If you're new to RVing and are wondering if you can RV in colder temperatures, we're here to give you some tips and tricks! If you're an experienced RVer, and you've ever been RVing during those colder months, you know that the temperature can drop significantly at any time! This poses a difficulty for people who enjoy winter camping or must stay at a campground during colder months: how do you keep your RV holding tanks from freezing? Well, in this article, we’re going to break down the two effective options you have to prevent your holding tanks from freezing.
To begin, if you are RV camping in colder environments, we encourage you to pursue at least one of these methods. If you allow your RV holding tanks to freeze, the tank or plumbing itself may crack, causing a host of complications and costly repairs!
For the purposes of this article, we’re going to assume that you already have a source of heat to protect the interior plumbing of your camper from freezing (such as a built-in furnace, electric heater, or portable space heater). As long as the interior of your RV remains above 32 degrees Fahrenheit, it's unlikely that you will have problems with freezing faucets or drains.
In the same way, the placement of your holding tanks will greatly influence their susceptibility to freezing. If your tanks are above the floor level (often the case in Class B motor-homes or conversion vans), they likely will not freeze, because the heat from the interior of your RV will keep them thawed. However, if your tanks are on the outside of your RV (normally the case in Class A's, Class C's, Travel Trailers, and Fifth Wheels) or are closer to the ground, they will be more susceptible to freezing. So, when deciding which of the following options to take, it is important to consider the location of your holding tanks.
There are two basic options you can adopt to prevent your holding tanks from freezing while still using the rig:
The first option you have for preventing your holding tanks from freezing is to fully skirt your RV. RV skirting (also called windskirting) works best if you are staying for an extended period of time at a campground. Skirting an RV involves installing semi-permanent material around the entire base of your RV.
Mobile home skirting provides a barrier to wind and cold temperatures. Additionally, it prevents heat from escaping through the bottom of your RV. In this way, if a skirt is installed, the ambient heat from the interior of your RV can actually help to warm the air under your RV, thus keeping your holding tanks thawed.
In terms of the material you may use to skirt your RV, there are several options:
As many sources state, vinyl skirting is easier to work with than plywood or insulation boards. Moreover, many companies will professionally install vinyl skirting or sell vinyl skirting kits. Vinyl is also easier to remove and reinstall if you are frequently relocating your RV.
While plywood and insulation boards do provide an effective solution, they are ultimately hard to move and cut. Additionally, although tarps are easier to remove and reinstall, they can rip easily and tend to not provide as much protection.

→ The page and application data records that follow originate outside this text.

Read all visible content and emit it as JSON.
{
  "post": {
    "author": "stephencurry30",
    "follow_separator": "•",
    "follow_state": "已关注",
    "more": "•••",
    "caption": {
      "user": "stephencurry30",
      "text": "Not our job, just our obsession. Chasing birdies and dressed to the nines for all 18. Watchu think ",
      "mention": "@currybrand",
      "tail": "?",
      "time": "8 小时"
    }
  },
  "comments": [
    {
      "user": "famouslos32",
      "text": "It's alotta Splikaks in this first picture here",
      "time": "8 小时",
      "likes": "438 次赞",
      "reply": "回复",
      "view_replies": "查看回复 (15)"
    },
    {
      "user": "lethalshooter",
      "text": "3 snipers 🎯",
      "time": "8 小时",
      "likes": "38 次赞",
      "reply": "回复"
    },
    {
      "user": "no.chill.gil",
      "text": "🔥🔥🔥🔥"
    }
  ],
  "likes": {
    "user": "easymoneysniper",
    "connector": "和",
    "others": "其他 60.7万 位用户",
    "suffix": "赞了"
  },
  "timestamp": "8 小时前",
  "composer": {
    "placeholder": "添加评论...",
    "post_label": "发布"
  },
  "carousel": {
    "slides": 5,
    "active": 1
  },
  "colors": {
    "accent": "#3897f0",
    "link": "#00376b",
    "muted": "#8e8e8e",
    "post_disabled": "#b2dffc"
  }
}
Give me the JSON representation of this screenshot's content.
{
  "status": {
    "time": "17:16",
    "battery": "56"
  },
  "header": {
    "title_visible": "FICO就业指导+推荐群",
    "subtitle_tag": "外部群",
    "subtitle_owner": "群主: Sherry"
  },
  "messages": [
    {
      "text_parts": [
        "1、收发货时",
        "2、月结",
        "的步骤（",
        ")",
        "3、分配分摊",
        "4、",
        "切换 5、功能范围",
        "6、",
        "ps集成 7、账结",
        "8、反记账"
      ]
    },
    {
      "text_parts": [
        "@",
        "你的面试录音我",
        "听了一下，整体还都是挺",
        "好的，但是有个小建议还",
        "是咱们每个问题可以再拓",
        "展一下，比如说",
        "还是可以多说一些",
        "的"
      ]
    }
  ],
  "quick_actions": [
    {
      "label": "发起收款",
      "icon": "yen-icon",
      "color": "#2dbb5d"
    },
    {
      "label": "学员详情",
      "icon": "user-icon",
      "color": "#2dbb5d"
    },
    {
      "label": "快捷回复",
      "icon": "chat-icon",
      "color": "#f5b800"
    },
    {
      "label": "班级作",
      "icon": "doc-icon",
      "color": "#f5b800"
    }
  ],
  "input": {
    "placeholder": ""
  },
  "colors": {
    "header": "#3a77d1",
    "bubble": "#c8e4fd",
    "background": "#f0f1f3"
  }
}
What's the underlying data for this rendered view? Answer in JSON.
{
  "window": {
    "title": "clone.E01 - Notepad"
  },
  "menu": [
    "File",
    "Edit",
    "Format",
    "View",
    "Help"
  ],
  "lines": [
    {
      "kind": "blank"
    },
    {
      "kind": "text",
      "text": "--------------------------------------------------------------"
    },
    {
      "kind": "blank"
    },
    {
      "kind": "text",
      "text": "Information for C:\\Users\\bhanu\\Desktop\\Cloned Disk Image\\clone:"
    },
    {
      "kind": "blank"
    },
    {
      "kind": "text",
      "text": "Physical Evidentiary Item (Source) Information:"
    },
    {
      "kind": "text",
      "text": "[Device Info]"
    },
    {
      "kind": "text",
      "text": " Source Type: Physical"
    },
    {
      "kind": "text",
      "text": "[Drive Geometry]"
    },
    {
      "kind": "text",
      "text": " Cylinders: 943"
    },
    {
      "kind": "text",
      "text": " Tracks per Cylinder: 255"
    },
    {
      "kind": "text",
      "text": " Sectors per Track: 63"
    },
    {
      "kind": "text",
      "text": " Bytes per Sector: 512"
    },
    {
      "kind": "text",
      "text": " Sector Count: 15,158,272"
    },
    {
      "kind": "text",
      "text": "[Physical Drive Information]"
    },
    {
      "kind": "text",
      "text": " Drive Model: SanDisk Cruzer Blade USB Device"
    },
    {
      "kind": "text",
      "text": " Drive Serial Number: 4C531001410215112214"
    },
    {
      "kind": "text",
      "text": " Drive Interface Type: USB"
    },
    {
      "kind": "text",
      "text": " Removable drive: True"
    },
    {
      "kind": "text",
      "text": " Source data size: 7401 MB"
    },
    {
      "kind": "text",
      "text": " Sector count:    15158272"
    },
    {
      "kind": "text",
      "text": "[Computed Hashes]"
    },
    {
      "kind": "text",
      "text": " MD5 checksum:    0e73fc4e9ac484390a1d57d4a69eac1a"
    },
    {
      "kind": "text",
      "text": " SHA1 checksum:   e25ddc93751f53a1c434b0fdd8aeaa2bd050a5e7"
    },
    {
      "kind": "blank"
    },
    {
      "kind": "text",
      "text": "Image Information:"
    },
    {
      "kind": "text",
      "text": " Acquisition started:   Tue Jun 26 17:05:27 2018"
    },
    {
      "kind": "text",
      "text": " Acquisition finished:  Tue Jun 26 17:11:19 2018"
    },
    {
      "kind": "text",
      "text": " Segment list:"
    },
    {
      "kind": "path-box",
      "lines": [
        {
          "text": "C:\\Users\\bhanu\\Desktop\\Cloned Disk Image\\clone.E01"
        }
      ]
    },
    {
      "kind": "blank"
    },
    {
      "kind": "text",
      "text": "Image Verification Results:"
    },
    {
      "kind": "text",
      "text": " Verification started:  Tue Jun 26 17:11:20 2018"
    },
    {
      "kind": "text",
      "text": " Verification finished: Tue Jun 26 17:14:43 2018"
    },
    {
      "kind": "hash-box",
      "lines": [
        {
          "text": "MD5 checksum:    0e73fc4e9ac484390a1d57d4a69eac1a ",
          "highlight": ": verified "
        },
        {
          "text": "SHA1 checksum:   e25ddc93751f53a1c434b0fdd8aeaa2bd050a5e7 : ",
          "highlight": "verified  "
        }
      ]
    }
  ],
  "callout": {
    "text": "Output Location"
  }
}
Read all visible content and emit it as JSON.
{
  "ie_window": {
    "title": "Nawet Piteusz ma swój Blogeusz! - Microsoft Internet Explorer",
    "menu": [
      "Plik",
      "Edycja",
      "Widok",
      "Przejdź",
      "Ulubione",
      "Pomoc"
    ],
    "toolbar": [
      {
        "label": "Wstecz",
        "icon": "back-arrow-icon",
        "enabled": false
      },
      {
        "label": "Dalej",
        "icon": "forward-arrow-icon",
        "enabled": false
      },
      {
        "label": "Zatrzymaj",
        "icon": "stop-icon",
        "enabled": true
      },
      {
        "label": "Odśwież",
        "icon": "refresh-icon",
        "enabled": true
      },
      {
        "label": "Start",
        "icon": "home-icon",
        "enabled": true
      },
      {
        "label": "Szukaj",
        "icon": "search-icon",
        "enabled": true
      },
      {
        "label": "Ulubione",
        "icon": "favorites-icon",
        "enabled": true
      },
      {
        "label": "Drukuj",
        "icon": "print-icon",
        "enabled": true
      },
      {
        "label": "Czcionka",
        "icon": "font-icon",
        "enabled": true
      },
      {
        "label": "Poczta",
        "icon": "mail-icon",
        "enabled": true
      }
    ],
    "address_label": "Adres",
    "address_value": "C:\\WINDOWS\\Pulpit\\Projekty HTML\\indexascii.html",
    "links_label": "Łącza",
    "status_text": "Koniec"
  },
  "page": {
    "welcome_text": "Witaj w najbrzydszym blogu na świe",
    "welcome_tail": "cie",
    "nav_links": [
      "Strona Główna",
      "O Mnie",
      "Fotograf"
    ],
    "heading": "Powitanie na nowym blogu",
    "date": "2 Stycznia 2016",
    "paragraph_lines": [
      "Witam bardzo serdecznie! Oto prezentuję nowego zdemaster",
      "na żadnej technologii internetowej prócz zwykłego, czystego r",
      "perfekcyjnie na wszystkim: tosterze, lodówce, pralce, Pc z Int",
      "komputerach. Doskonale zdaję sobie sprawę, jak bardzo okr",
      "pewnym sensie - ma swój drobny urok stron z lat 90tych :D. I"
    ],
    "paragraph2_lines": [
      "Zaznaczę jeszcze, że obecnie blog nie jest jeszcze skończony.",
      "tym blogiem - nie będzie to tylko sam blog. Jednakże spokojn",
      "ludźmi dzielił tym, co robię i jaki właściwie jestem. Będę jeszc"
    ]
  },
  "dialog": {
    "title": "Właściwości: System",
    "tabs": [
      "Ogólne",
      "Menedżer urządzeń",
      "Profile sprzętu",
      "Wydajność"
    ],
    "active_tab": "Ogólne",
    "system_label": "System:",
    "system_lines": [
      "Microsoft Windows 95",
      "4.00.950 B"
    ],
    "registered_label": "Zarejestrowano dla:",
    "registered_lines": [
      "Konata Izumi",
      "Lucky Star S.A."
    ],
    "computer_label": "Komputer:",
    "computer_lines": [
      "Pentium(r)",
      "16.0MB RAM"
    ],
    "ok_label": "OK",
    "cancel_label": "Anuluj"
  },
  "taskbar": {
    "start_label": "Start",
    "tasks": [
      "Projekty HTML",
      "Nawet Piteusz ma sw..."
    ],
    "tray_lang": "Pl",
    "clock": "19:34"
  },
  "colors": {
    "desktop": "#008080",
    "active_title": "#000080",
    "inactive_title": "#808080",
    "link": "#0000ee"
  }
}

There are also certain DIY options for RV skirting that you might pursue. For example, many individuals choose to use straw or hay bales to skirt their mobile homes. However, hay bales can tend to attract mice and other critters. Similarly, some people use foam boards to skirt their RV.
To attach skirting to the sides of your RV, some of the most common methods are the following:
In totality, RV skirting for your mobile home can provide an extremely effective solution to freezing holding tanks.
The second option you may choose to keep your RV holding tanks from freezing is to purchase an aftermarket heating system. For example, one of the best options to prevent freezing in your holding tanks is to use a holding tank heater blanket.
A holding tank heater blanket is simply a large electric blanket that can be installed on your black or gray water tanks. Depending on which blanket you choose, you can connect it to a 120-volt outlet or run it off the DC current. Additionally, certain aftermarket heating products can be installed on the outside of your holding tanks or pipes, preventing the tanks or pipes from freezing.
An aftermarket heating system can provide an easy, all-encompassing solution to freezing holding tanks. Once installed, you will not have to worry about your tanks freezing, and you will be able to pick up and move your RV whenever you desire.
Furthermore, if you choose to use RV skirting, an aftermarket heating system can still be useful. In fact, RV skirting and aftermarket heating systems can work well together! In other words, if you decide to skirt your RV, you can also choose to add an additional level of freeze-protection by installing an aftermarket heating system.
We hope that this article has been helpful as you determine the best option to keep your holding tanks from freezing! Again, if you are camping in a colder environment, we highly recommend that you employ one of the options above. A frozen holding tank is not only a hassle to thaw, but it may cause damage and ultimately lead to costly repairs. Luckily, skirting and aftermarket heating systems provide a relatively cheap and easy solution to RV holding tank freezing issues.
Beyond keeping your tanks from freezing, you also must make sure you're using the right products and following the right procedures for best results. The Unique Method is our comprehensive guide to treating RV wastewater systems, helping to prevent all clogs, odors, and misreading sensors. The Unique Method takes the hassle out of RVing!
If you have any further questions or concerns about the topic of freezing holding tanks, please don’t hesitate to contact us at email@example.com. We would love to help you resolve any issues you might encounter!